AS I mentioned previously, I wasted too much time when walking from St Davids to Strumble Head and ended up skipping a couple of sections of coast path and going by road. I hadn’t particularly wanted to skip them and several Pembrokeshire locals suggested politely that it might have been a mistake so, prior to continuing on from Goodwick, I went back and re-walked the Trefin to Strumble Head section via the coast path.Continue reading “Extra 1 – Trefin to Strumble Head Again”
I AWOKE absolutely ravenous on the morning of the 22nd of May. I had pretty much gone to sleep the previous evening without eating very much at all.
Fortunately, a full Welsh breakfast awaited me downstairs and, for the second morning in a row, the inexcusable vileness that is fried tomato was magically substituted by some delicious black pudding. It was, and the pun is entirely intentional, bloody good.
THE plan was simple. Get up at the crack of dawn and leave before breakfast, giving myself plenty of time to amble slowly and leisurely around the coast to Strumble Head. And then, if time still allowed, to continue on to Goodwick. It was a good plan. It was doomed.
The enemy, contact with whom no battle plan survives, was in this case me. As evidenced by my getting up somewhat later than intended and then taking time out for breakfast.Continue reading “LXXXIV – Whitesands Bay to Strumble Head”
FOR one reason and another — partly that I was busy and partly that I wanted to wait until the trees had stopped trying to have sex with my nose — I allowed six weeks to elapse between my previous walk and this one. It was probably a little too long.
I was feeling slightly out of practice as I arrived back in Newgale (Niwgwl) and looked at the path climbing up out of the village onto the clifftop. Certainly, it was long enough to miss a window of several weeks’ worth of glorious weather; it was overcast with threats of drizzle when I finally returned.Continue reading “LXXXIII – Newgale to Whitesands Bay”
A WEEK ago (as I write this), I awoke bright and early from a rather odd dream which left me wondering, for a moment: where had all the lobsters gone? Reality gradually asserted itself and I realised three things in quick succession…
Firstly, that I had awoken before my alarm and that it would go off any moment.Continue reading “LXXXII – Westdale Bay to Newgale”
I had a cunning plan to make the best possible use of Easter and its attendant four-day weekend by walking great distances along the Pembrokeshire coast. It was a good plan and I liked it, but the common cold virus had other ideas and decided to prove that it’s not only Martian tripod pilots that it can bring low if it wants.
I thus spent Easter feeling somewhat sorry for myself and occasionally wondering if I’d somehow stuffed a hagfish up my nose.Continue reading “LXXXI – Milford Haven to Westdale Bay”
ON THE third day of my last walking trip, I awoke bright and early and — just for a moment — enjoyed very much the knowledge that it was Monday and that I had taken a day off and so didn’t need to get up for work.

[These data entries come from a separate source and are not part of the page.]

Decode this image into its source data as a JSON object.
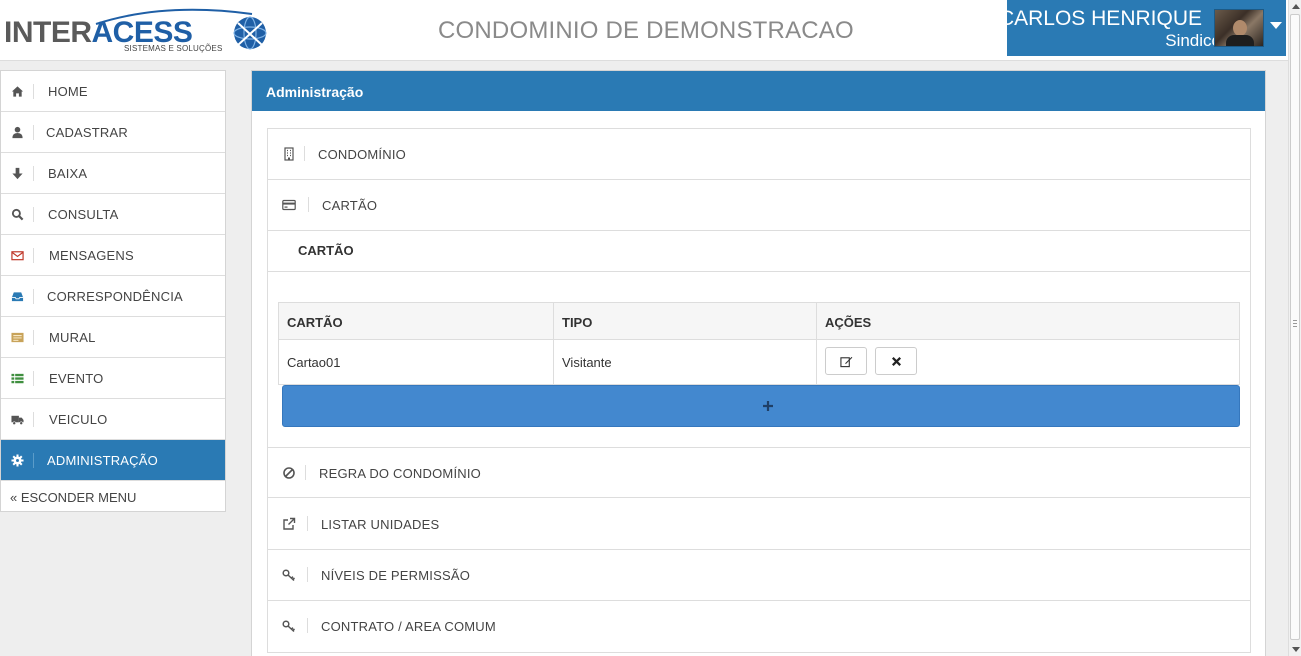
{
  "header": {
    "logo": {
      "word_left": "INTER",
      "word_right": "ACESS",
      "tagline": "SISTEMAS E SOLUÇÕES"
    },
    "title": "CONDOMINIO DE DEMONSTRACAO",
    "user": {
      "name": "CARLOS HENRIQUE",
      "role": "Sindico"
    }
  },
  "sidebar": {
    "items": [
      {
        "label": "HOME",
        "icon": "home-icon",
        "color": "#555555"
      },
      {
        "label": "CADASTRAR",
        "icon": "user-icon",
        "color": "#555555"
      },
      {
        "label": "BAIXA",
        "icon": "arrow-down-icon",
        "color": "#555555"
      },
      {
        "label": "CONSULTA",
        "icon": "search-icon",
        "color": "#555555"
      },
      {
        "label": "MENSAGENS",
        "icon": "envelope-icon",
        "color": "#c0392b"
      },
      {
        "label": "CORRESPONDÊNCIA",
        "icon": "inbox-icon",
        "color": "#2a7ab4"
      },
      {
        "label": "MURAL",
        "icon": "board-icon",
        "color": "#c8a35a"
      },
      {
        "label": "EVENTO",
        "icon": "list-icon",
        "color": "#3f8f3f"
      },
      {
        "label": "VEICULO",
        "icon": "truck-icon",
        "color": "#555555"
      },
      {
        "label": "ADMINISTRAÇÃO",
        "icon": "gear-icon",
        "color": "#ffffff",
        "active": true
      }
    ],
    "hide_menu": "« ESCONDER MENU"
  },
  "main": {
    "panel_title": "Administração",
    "sections": [
      {
        "label": "CONDOMÍNIO",
        "icon": "building-icon"
      },
      {
        "label": "CARTÃO",
        "icon": "credit-card-icon",
        "expanded": true
      },
      {
        "label": "REGRA DO CONDOMÍNIO",
        "icon": "ban-icon"
      },
      {
        "label": "LISTAR UNIDADES",
        "icon": "external-link-icon"
      },
      {
        "label": "NÍVEIS DE PERMISSÃO",
        "icon": "key-icon"
      },
      {
        "label": "CONTRATO / AREA COMUM",
        "icon": "key-icon"
      }
    ],
    "card_section": {
      "subtitle": "CARTÃO",
      "table": {
        "headers": [
          "CARTÃO",
          "TIPO",
          "AÇÕES"
        ],
        "rows": [
          {
            "cartao": "Cartao01",
            "tipo": "Visitante"
          }
        ]
      },
      "add_button": "+"
    }
  },
  "colors": {
    "primary": "#2a7ab4",
    "add_button": "#4388cf"
  }
}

Also, as I would only be walking about ten miles that day, I didn’t need to get up early to start walking either.Continue reading “LXXX – Pembroke to Milford Haven”
I AWOKE on Mothering Sunday a little before dawn and, in my half-asleep state, careered about my room like a drunken elephant with numb legs. A shower helped wake me up, as did a splendid Continental breakfast left on a tray outside my door (I would be leaving before the inn’s usual breakfast time and they had offered – practically insisted in fact – that I could have something left out for me). Breakfast mostly comprised a croissant with some excellent ham and tastily mature cheddar, washed down with a glass of apple juice.Continue reading “LXXIX – Bosherston to Pembroke”